Programs in high school have to be developed to explain the dental profession and make it attractive for students to think about the dental field. The program has to reach diverse schools and reach the various populations.
My suggestion is to make a concerted and focused effort to train dentists in master level research methods to engage them clinical and translation research. This could both increase the number of DDS investigators and the diversity of the DDS research workforce. An MS/MPH takes less time than a PhD, provides the base knowledge needed to conduct clinical research, and would increase the pipeline of DDS researchers.
In our ever changing society, it is important to have a well represented workforce of dental healthcare providers. Do the dental schools do a good enough job in promoting diversity in their students and their professors, and if not, what are the barriers to this diversity and how can we change this over the next 16 years.
Strengthen the nation’s investment in the oral health research infrastructure and increase the number and scope of oral health research collaborations across the health sciences at all research institutions, including federal agencies, academic institutions, industry and private non-profit organizations.
Study the impact on oral and overall health of alternative oral health providers such as dental therapist, expanded duty auxiliaries, nurses, physicians and pharmacist. Assessment of this workforce using the goals of the Triple Aim.
Patient outcomes in varying delivery systems (this can include cost effectiveness, workforce models, telehealth, access to care, direct access, etc). Outcomes data needs to be collected to determine if diverse workforce models are leading to improved access to care and are cost effective - for example mid-level providers, collaborative practice, etc.

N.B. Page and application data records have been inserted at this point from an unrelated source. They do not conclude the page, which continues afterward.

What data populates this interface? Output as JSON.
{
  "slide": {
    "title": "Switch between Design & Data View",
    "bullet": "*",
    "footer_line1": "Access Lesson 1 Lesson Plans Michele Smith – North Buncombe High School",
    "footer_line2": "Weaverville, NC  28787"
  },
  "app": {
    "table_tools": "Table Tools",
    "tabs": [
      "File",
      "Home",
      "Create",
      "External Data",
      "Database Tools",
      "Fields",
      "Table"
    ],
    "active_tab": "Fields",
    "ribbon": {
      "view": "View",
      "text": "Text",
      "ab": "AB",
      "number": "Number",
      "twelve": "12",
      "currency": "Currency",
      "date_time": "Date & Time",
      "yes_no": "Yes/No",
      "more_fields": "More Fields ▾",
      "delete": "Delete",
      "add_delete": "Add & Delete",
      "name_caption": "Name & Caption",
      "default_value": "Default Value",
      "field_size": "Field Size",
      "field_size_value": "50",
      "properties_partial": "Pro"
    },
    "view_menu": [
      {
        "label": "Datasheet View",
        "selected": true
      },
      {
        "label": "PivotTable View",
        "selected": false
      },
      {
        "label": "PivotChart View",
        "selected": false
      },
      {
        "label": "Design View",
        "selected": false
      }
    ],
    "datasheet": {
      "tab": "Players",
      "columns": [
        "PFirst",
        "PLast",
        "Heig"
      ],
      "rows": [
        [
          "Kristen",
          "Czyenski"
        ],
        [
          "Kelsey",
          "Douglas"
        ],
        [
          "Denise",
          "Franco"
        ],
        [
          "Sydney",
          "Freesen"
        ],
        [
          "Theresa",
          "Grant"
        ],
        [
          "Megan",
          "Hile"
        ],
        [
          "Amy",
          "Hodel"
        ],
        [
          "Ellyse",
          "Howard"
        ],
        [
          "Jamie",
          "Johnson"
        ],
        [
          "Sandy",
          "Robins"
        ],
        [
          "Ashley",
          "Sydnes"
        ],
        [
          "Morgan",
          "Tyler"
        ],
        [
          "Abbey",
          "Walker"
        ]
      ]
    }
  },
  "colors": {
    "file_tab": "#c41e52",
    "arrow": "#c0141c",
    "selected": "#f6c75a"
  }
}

The organization and leadership of the dental profession has had a major role in developing the current situation - burden of oral diseases both globally and nationally and without fundamental change in the leadership of the profession, change will be almost if not totally impossible.